◆ **Extracted records**:
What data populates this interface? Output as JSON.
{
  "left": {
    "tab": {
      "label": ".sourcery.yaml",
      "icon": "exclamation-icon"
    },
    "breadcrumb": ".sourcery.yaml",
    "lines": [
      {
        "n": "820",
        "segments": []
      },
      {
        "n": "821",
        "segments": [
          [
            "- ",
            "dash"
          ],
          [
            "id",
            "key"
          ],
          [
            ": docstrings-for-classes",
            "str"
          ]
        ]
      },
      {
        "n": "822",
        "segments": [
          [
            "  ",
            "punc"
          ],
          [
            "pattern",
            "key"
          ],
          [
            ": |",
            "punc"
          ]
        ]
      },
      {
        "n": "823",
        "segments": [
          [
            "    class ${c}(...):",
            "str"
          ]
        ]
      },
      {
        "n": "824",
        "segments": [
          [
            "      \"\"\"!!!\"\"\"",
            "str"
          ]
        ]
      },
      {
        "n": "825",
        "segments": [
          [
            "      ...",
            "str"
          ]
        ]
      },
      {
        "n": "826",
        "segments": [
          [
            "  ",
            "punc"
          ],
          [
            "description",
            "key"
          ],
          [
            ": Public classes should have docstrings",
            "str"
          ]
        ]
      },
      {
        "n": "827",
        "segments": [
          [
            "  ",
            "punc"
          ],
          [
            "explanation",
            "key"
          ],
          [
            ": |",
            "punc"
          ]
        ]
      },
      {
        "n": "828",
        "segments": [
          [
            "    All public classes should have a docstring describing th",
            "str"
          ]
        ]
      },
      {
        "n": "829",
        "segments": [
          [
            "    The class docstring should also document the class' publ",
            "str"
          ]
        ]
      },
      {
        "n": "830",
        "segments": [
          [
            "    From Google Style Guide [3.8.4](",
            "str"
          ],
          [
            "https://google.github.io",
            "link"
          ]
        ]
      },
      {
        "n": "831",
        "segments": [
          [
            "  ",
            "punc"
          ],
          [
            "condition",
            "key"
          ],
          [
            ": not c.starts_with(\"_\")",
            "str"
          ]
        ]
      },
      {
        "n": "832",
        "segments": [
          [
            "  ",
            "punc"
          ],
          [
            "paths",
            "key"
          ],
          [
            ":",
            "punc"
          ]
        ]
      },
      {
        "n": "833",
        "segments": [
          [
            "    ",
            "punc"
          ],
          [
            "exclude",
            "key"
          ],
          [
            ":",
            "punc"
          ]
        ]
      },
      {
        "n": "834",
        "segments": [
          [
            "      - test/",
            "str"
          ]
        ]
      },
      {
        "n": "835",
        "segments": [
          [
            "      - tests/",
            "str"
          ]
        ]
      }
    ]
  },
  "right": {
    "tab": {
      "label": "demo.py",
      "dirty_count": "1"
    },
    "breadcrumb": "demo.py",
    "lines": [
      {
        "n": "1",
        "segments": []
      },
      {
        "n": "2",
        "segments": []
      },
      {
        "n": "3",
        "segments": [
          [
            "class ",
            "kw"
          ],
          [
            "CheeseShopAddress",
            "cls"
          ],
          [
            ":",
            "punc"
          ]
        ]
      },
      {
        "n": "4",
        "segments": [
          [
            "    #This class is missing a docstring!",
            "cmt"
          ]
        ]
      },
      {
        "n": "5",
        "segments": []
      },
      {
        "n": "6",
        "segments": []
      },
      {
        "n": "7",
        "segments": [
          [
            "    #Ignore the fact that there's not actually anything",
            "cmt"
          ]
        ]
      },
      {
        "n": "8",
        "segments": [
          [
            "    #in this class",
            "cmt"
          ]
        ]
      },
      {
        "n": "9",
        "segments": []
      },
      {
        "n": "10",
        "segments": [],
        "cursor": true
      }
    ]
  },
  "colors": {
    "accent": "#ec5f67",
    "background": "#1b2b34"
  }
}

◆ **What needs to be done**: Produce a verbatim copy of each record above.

◆ **Your response**:
What data populates this interface? Output as JSON.
{
  "left": {
    "tab": {
      "label": ".sourcery.yaml",
      "icon": "exclamation-icon"
    },
    "breadcrumb": ".sourcery.yaml",
    "lines": [
      {
        "n": "820",
        "segments": []
      },
      {
        "n": "821",
        "segments": [
          [
            "- ",
            "dash"
          ],
          [
            "id",
            "key"
          ],
          [
            ": docstrings-for-classes",
            "str"
          ]
        ]
      },
      {
        "n": "822",
        "segments": [
          [
            "  ",
            "punc"
          ],
          [
            "pattern",
            "key"
          ],
          [
            ": |",
            "punc"
          ]
        ]
      },
      {
        "n": "823",
        "segments": [
          [
            "    class ${c}(...):",
            "str"
          ]
        ]
      },
      {
        "n": "824",
        "segments": [
          [
            "      \"\"\"!!!\"\"\"",
            "str"
          ]
        ]
      },
      {
        "n": "825",
        "segments": [
          [
            "      ...",
            "str"
          ]
        ]
      },
      {
        "n": "826",
        "segments": [
          [
            "  ",
            "punc"
          ],
          [
            "description",
            "key"
          ],
          [
            ": Public classes should have docstrings",
            "str"
          ]
        ]
      },
      {
        "n": "827",
        "segments": [
          [
            "  ",
            "punc"
          ],
          [
            "explanation",
            "key"
          ],
          [
            ": |",
            "punc"
          ]
        ]
      },
      {
        "n": "828",
        "segments": [
          [
            "    All public classes should have a docstring describing th",
            "str"
          ]
        ]
      },
      {
        "n": "829",
        "segments": [
          [
            "    The class docstring should also document the class' publ",
            "str"
          ]
        ]
      },
      {
        "n": "830",
        "segments": [
          [
            "    From Google Style Guide [3.8.4](",
            "str"
          ],
          [
            "https://google.github.io",
            "link"
          ]
        ]
      },
      {
        "n": "831",
        "segments": [
          [
            "  ",
            "punc"
          ],
          [
            "condition",
            "key"
          ],
          [
            ": not c.starts_with(\"_\")",
            "str"
          ]
        ]
      },
      {
        "n": "832",
        "segments": [
          [
            "  ",
            "punc"
          ],
          [
            "paths",
            "key"
          ],
          [
            ":",
            "punc"
          ]
        ]
      },
      {
        "n": "833",
        "segments": [
          [
            "    ",
            "punc"
          ],
          [
            "exclude",
            "key"
          ],
          [
            ":",
            "punc"
          ]
        ]
      },
      {
        "n": "834",
        "segments": [
          [
            "      - test/",
            "str"
          ]
        ]
      },
      {
        "n": "835",
        "segments": [
          [
            "      - tests/",
            "str"
          ]
        ]
      }
    ]
  },
  "right": {
    "tab": {
      "label": "demo.py",
      "dirty_count": "1"
    },
    "breadcrumb": "demo.py",
    "lines": [
      {
        "n": "1",
        "segments": []
      },
      {
        "n": "2",
        "segments": []
      },
      {
        "n": "3",
        "segments": [
          [
            "class ",
            "kw"
          ],
          [
            "CheeseShopAddress",
            "cls"
          ],
          [
            ":",
            "punc"
          ]
        ]
      },
      {
        "n": "4",
        "segments": [
          [
            "    #This class is missing a docstring!",
            "cmt"
          ]
        ]
      },
      {
        "n": "5",
        "segments": []
      },
      {
        "n": "6",
        "segments": []
      },
      {
        "n": "7",
        "segments": [
          [
            "    #Ignore the fact that there's not actually anything",
            "cmt"
          ]
        ]
      },
      {
        "n": "8",
        "segments": [
          [
            "    #in this class",
            "cmt"
          ]
        ]
      },
      {
        "n": "9",
        "segments": []
      },
      {
        "n": "10",
        "segments": [],
        "cursor": true
      }
    ]
  },
  "colors": {
    "accent": "#ec5f67",
    "background": "#1b2b34"
  }
}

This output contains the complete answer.